or scriptlets again:
<c:redirect url="<%=scriptlet logic%>"/>
Sure, it's 'pure' XML but you'll need the
taglibdefinition in the JSP file and include the JSTL jars in your web application - as discussed in the notes for a previous post.
Approach #3: Refresh meta tag
You could get the JSP to produce a HTML page that contains the Refresh meta tag.
<html> <head> <meta http-equiv="Refresh" content="0; url=http://www.example.com/"> </head> <body></body> </html>
Where 0 is the delay in seconds. If more than zero, you'd probably want to put some text on the page to explain what's happening.
You could use setTimeout to get the redirect to happen after a period of milliseconds.
Out of curiosity I checked TCP monitor for what the browser is actually receiving when you use Approach #1 or #2 (sendRedirect or c:redirect)
HTTP/1.1 302 Moved Temporarily Location: http://www.example.com
So it saves you from 2 lines of servlet (or scriptlet) code:
response.setStatus(302); response.setHeader("Location", "http://www.example.com");

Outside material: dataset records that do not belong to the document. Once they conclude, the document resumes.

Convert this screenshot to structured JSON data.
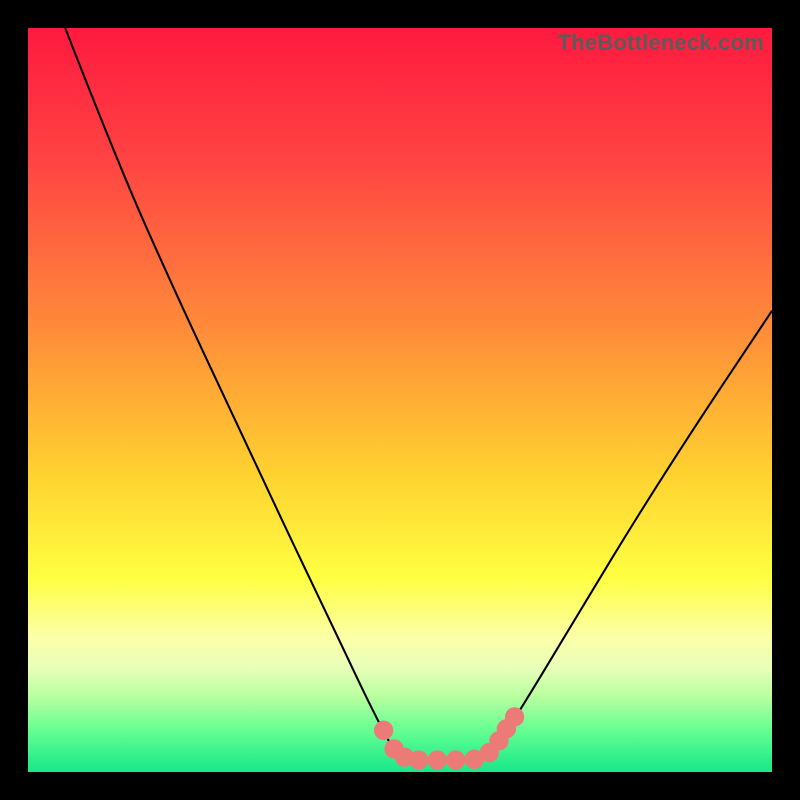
{
  "watermark": "TheBottleneck.com",
  "chart_data": {
    "type": "line",
    "title": "",
    "xlabel": "",
    "ylabel": "",
    "xlim": [
      0,
      100
    ],
    "ylim": [
      0,
      100
    ],
    "background_gradient_stops": [
      {
        "offset": 0,
        "color": "#ff1a3f"
      },
      {
        "offset": 18,
        "color": "#ff4443"
      },
      {
        "offset": 40,
        "color": "#ff8a3a"
      },
      {
        "offset": 60,
        "color": "#ffd230"
      },
      {
        "offset": 74,
        "color": "#ffff42"
      },
      {
        "offset": 82,
        "color": "#fbffa8"
      },
      {
        "offset": 86,
        "color": "#e8ffb8"
      },
      {
        "offset": 90,
        "color": "#b6ff9f"
      },
      {
        "offset": 94,
        "color": "#6bff93"
      },
      {
        "offset": 100,
        "color": "#17e889"
      }
    ],
    "series": [
      {
        "name": "bottleneck-curve",
        "color": "#000000",
        "points": [
          {
            "x": 5.0,
            "y": 100.0
          },
          {
            "x": 12.0,
            "y": 82.0
          },
          {
            "x": 20.0,
            "y": 64.0
          },
          {
            "x": 28.0,
            "y": 47.0
          },
          {
            "x": 35.0,
            "y": 32.0
          },
          {
            "x": 41.0,
            "y": 19.5
          },
          {
            "x": 45.0,
            "y": 11.0
          },
          {
            "x": 47.5,
            "y": 6.0
          },
          {
            "x": 49.0,
            "y": 3.2
          },
          {
            "x": 50.5,
            "y": 2.0
          },
          {
            "x": 53.0,
            "y": 1.6
          },
          {
            "x": 56.0,
            "y": 1.6
          },
          {
            "x": 59.0,
            "y": 1.6
          },
          {
            "x": 61.5,
            "y": 2.2
          },
          {
            "x": 63.0,
            "y": 3.5
          },
          {
            "x": 65.0,
            "y": 6.5
          },
          {
            "x": 69.0,
            "y": 13.0
          },
          {
            "x": 75.0,
            "y": 23.0
          },
          {
            "x": 82.0,
            "y": 34.5
          },
          {
            "x": 90.0,
            "y": 47.0
          },
          {
            "x": 100.0,
            "y": 62.0
          }
        ]
      }
    ],
    "markers": {
      "name": "highlight-points",
      "color": "#ec7b78",
      "radius": 1.3,
      "points": [
        {
          "x": 47.8,
          "y": 5.6
        },
        {
          "x": 49.2,
          "y": 3.1
        },
        {
          "x": 50.6,
          "y": 2.0
        },
        {
          "x": 52.5,
          "y": 1.6
        },
        {
          "x": 55.0,
          "y": 1.6
        },
        {
          "x": 57.5,
          "y": 1.6
        },
        {
          "x": 60.0,
          "y": 1.7
        },
        {
          "x": 62.0,
          "y": 2.6
        },
        {
          "x": 63.3,
          "y": 4.2
        },
        {
          "x": 64.3,
          "y": 5.8
        },
        {
          "x": 65.4,
          "y": 7.4
        }
      ]
    }
  }
}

So the difference to Approaches #3 & #4 isn't great or much more inefficient really, in all cases it's up to the browser to go to the specified address.